Dataset items:
★ ★ ★ ★

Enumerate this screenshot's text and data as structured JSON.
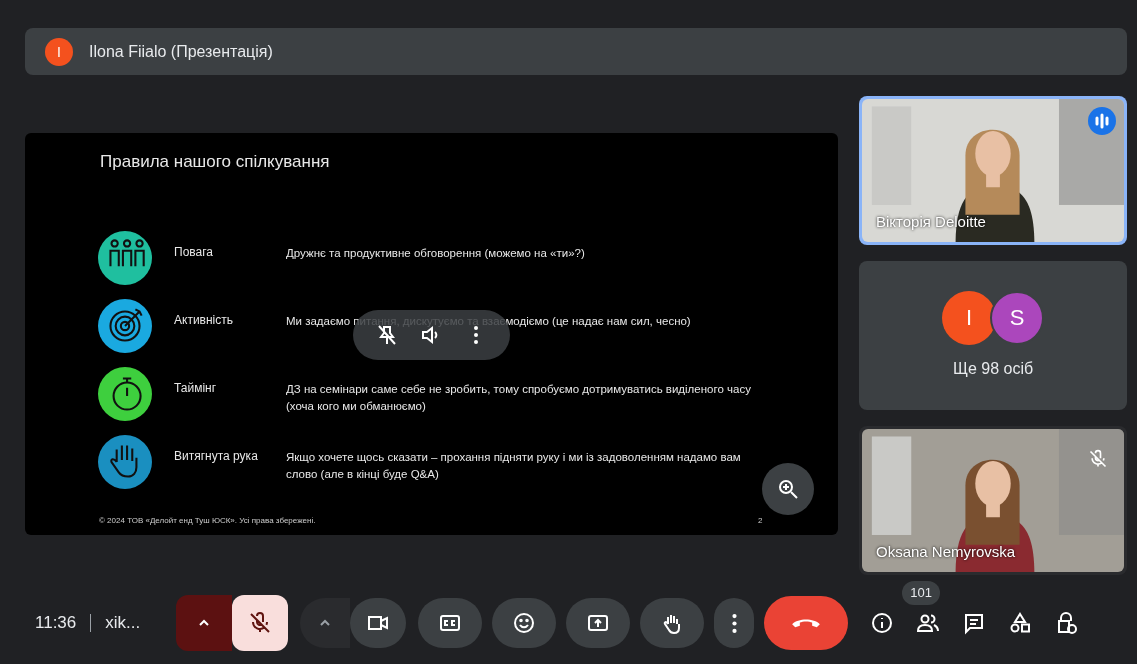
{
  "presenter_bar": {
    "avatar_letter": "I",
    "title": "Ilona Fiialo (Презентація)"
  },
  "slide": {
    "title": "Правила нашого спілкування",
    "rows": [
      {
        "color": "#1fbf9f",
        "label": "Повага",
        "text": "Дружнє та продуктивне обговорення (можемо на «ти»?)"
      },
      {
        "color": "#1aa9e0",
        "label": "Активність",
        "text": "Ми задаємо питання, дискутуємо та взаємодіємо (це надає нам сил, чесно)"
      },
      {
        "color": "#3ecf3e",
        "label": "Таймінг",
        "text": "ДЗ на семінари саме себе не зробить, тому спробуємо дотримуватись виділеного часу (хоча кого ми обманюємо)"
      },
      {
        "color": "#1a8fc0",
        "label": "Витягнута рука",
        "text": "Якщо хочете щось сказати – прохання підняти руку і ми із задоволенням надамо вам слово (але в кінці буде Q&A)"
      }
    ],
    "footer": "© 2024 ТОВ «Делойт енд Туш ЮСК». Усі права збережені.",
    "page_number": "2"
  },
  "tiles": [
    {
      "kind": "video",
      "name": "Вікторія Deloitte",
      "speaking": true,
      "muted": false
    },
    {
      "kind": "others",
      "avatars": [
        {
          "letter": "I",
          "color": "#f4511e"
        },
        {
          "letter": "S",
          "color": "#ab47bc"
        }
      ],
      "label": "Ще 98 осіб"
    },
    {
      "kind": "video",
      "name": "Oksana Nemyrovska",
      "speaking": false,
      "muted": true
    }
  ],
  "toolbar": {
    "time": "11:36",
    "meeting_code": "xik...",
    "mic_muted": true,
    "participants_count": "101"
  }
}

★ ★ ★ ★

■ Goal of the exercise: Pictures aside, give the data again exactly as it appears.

■ Solution to this task:
Enumerate this screenshot's text and data as structured JSON.
{
  "presenter_bar": {
    "avatar_letter": "I",
    "title": "Ilona Fiialo (Презентація)"
  },
  "slide": {
    "title": "Правила нашого спілкування",
    "rows": [
      {
        "color": "#1fbf9f",
        "label": "Повага",
        "text": "Дружнє та продуктивне обговорення (можемо на «ти»?)"
      },
      {
        "color": "#1aa9e0",
        "label": "Активність",
        "text": "Ми задаємо питання, дискутуємо та взаємодіємо (це надає нам сил, чесно)"
      },
      {
        "color": "#3ecf3e",
        "label": "Таймінг",
        "text": "ДЗ на семінари саме себе не зробить, тому спробуємо дотримуватись виділеного часу (хоча кого ми обманюємо)"
      },
      {
        "color": "#1a8fc0",
        "label": "Витягнута рука",
        "text": "Якщо хочете щось сказати – прохання підняти руку і ми із задоволенням надамо вам слово (але в кінці буде Q&A)"
      }
    ],
    "footer": "© 2024 ТОВ «Делойт енд Туш ЮСК». Усі права збережені.",
    "page_number": "2"
  },
  "tiles": [
    {
      "kind": "video",
      "name": "Вікторія Deloitte",
      "speaking": true,
      "muted": false
    },
    {
      "kind": "others",
      "avatars": [
        {
          "letter": "I",
          "color": "#f4511e"
        },
        {
          "letter": "S",
          "color": "#ab47bc"
        }
      ],
      "label": "Ще 98 осіб"
    },
    {
      "kind": "video",
      "name": "Oksana Nemyrovska",
      "speaking": false,
      "muted": true
    }
  ],
  "toolbar": {
    "time": "11:36",
    "meeting_code": "xik...",
    "mic_muted": true,
    "participants_count": "101"
  }
}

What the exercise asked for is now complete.